Dataset rows for apps and sites:
____

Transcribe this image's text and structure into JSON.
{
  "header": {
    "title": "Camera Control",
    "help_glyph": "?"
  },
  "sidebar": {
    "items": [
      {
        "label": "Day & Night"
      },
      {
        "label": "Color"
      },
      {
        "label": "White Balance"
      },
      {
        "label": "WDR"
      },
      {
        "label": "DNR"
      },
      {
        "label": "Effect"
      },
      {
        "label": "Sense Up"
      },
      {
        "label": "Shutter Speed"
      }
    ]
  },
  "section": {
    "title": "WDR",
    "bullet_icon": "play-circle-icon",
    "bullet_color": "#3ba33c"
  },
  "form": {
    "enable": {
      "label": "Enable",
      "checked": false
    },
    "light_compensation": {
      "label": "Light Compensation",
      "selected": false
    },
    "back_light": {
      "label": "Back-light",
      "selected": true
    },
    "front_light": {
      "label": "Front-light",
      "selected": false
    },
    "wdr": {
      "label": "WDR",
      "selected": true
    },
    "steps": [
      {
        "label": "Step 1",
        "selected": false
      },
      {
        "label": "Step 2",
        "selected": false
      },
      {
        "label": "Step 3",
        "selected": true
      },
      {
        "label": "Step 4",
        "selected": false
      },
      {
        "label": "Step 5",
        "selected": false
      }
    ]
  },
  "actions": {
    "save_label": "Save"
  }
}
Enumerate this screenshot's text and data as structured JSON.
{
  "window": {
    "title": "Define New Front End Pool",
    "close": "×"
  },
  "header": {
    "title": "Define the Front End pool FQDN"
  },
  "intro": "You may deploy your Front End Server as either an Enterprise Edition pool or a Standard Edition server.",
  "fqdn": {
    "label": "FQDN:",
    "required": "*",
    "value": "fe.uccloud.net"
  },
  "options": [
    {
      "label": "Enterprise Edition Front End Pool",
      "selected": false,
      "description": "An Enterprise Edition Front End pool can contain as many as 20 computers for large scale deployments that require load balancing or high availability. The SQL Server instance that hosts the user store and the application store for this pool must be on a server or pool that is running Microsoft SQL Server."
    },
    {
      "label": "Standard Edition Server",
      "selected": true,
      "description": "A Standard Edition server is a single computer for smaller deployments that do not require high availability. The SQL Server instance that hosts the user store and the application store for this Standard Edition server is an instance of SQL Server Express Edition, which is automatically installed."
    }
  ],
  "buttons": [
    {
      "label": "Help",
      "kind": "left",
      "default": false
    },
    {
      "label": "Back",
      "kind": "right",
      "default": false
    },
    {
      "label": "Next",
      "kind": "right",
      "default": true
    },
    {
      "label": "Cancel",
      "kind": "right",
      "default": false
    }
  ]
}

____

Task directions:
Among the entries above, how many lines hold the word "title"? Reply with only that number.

Answer box:
4